__What is being asked__:
Whenever the word "text" appears in a line of the data below, copy that line.

------------------------------------------------

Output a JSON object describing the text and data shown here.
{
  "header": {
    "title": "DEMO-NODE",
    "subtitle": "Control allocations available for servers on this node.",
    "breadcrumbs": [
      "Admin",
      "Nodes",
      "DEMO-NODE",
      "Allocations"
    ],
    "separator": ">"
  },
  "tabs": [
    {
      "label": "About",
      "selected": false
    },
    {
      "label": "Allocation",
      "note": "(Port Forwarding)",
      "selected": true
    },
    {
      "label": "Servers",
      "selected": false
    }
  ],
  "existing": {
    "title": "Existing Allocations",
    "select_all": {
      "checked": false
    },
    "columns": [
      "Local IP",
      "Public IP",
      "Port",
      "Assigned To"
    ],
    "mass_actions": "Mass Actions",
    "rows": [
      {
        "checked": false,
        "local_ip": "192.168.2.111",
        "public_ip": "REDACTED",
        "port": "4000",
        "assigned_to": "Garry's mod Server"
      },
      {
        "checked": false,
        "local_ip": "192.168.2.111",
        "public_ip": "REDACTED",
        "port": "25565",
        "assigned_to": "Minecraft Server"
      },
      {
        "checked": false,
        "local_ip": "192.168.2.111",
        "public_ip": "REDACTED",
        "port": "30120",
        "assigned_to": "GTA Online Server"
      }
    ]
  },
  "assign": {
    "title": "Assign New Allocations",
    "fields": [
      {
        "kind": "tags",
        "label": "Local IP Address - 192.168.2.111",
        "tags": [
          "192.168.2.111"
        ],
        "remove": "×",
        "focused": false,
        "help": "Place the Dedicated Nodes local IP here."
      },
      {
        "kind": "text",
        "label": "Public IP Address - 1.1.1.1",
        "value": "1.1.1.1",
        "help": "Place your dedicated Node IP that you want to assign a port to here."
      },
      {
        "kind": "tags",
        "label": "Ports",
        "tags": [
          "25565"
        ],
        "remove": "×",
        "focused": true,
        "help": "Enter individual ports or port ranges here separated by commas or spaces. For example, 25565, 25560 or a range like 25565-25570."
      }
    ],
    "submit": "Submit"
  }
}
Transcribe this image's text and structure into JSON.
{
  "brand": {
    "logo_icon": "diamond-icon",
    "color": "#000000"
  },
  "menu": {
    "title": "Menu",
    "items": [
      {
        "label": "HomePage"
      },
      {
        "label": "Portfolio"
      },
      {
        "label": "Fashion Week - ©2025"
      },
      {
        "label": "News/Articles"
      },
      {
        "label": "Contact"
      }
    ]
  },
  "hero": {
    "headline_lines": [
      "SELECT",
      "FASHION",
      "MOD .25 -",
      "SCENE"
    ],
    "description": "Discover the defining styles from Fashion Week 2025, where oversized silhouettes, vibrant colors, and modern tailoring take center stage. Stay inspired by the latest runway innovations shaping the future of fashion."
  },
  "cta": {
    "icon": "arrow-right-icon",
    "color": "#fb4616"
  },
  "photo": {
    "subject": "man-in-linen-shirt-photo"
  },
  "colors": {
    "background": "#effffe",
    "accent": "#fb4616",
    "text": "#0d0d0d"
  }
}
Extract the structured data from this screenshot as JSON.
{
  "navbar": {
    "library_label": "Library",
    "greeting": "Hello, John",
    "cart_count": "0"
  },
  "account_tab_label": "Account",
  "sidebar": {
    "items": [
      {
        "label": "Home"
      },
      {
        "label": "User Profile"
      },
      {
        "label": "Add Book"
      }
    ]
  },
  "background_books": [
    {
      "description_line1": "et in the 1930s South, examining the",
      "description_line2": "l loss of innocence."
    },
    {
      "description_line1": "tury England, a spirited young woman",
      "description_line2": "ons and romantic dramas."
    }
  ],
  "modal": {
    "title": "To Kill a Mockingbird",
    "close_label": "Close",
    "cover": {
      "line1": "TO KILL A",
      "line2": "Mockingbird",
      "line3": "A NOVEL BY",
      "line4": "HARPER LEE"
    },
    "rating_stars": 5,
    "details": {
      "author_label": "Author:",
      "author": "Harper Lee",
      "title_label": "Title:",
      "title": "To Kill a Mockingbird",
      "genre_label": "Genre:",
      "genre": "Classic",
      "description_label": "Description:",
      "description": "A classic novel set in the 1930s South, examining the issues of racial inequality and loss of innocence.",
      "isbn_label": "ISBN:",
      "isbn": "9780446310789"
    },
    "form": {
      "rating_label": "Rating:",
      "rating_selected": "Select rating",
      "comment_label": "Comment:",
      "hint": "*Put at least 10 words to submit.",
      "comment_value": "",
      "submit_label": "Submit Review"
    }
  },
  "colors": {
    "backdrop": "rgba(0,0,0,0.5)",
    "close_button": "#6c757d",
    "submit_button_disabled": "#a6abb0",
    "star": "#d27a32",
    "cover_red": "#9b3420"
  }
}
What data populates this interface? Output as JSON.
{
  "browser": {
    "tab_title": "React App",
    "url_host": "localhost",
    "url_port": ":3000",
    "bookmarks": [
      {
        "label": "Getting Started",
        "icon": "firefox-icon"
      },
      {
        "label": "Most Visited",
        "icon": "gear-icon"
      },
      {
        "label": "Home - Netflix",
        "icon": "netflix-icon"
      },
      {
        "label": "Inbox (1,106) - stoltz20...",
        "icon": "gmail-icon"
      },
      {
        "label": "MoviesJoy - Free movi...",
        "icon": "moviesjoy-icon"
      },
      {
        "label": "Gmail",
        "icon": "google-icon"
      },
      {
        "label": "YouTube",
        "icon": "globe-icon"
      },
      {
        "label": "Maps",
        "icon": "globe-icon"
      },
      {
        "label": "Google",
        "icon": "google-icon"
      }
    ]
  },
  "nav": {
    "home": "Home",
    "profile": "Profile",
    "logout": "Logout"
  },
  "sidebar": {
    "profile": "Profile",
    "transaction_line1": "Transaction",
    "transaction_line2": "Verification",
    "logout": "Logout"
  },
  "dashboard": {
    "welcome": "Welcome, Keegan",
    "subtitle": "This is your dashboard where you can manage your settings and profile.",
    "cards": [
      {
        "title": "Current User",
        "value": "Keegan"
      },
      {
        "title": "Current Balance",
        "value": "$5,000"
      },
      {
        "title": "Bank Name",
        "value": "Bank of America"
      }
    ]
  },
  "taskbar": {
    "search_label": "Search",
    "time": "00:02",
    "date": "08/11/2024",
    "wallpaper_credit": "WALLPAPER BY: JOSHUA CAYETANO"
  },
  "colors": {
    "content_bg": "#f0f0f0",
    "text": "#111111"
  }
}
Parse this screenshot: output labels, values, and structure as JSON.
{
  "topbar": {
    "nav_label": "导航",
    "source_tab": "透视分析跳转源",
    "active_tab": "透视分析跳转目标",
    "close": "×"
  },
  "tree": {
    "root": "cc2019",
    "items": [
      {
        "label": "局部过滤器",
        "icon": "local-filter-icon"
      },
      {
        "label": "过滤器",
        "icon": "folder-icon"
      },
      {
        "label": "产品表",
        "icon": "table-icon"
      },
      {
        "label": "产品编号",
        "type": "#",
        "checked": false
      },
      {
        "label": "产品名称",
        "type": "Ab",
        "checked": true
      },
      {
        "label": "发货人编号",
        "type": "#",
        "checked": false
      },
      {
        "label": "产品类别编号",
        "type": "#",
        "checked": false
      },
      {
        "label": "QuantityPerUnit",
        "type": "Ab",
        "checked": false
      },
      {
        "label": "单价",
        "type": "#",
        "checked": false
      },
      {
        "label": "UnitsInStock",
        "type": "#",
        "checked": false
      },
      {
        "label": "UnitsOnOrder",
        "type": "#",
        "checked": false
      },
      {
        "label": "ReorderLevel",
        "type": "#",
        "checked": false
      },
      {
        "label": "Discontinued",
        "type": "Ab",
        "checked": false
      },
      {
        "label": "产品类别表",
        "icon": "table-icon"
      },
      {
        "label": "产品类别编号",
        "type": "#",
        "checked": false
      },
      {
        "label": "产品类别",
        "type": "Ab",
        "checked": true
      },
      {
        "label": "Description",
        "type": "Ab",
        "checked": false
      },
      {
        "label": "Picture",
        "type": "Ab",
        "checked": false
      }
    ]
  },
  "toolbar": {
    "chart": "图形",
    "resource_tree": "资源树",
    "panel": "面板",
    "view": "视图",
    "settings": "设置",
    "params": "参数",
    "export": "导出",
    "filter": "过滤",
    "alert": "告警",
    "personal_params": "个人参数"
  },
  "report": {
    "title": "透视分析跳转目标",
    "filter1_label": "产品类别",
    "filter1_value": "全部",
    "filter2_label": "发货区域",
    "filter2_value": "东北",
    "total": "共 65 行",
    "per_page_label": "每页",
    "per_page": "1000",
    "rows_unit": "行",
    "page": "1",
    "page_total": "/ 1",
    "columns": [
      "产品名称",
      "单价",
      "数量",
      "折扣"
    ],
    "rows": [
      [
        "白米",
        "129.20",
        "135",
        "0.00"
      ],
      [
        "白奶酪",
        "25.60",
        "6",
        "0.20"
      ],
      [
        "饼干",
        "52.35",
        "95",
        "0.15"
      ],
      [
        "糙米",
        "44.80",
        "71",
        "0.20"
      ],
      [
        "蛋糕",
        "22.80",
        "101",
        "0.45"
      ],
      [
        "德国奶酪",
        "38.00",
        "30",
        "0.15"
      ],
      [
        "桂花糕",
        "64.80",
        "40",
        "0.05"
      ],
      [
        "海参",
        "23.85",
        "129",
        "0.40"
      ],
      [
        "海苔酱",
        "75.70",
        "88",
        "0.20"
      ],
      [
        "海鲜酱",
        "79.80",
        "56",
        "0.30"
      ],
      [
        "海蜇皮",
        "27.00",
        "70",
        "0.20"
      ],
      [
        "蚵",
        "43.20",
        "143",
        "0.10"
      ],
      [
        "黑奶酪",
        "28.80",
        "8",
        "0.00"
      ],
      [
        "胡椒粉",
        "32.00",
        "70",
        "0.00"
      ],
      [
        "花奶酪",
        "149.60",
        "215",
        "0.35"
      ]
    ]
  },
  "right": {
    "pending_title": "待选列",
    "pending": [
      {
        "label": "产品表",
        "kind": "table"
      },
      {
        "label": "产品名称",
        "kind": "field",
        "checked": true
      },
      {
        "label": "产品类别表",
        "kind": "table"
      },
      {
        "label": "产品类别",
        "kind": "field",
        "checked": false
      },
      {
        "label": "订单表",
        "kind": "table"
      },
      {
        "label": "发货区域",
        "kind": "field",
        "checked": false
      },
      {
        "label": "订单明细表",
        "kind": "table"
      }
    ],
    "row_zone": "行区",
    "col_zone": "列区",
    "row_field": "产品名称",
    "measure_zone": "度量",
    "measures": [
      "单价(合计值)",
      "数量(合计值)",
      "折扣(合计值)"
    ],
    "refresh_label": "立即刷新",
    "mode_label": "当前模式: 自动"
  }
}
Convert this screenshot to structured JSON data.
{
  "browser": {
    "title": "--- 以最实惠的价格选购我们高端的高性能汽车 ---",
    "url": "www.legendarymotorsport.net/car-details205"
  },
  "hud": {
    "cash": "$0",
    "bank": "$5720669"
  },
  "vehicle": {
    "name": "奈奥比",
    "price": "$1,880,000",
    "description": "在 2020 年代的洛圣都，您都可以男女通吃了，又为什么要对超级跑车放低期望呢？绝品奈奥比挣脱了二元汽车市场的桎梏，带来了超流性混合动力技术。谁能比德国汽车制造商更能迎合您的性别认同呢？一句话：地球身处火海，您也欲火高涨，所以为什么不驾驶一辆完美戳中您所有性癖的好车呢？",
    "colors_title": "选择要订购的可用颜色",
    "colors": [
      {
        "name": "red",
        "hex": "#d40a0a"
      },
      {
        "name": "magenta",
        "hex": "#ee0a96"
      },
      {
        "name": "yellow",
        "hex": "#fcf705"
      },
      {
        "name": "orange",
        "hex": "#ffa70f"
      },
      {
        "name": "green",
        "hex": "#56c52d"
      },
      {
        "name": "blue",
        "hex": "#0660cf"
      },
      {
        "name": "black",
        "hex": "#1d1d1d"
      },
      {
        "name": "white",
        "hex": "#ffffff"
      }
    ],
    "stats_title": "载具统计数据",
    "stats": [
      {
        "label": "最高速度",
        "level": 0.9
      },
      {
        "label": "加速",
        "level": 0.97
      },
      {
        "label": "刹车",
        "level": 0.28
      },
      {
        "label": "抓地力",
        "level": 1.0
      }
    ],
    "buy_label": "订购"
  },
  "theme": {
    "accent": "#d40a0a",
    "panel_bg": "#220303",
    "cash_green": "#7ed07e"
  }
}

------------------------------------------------

__Response box__:
Output a JSON object describing the text and data shown here.
        "kind": "text",
Transcribe this image's text and structure into JSON.
    "text": "#0d0d0d"
    "text": "#111111"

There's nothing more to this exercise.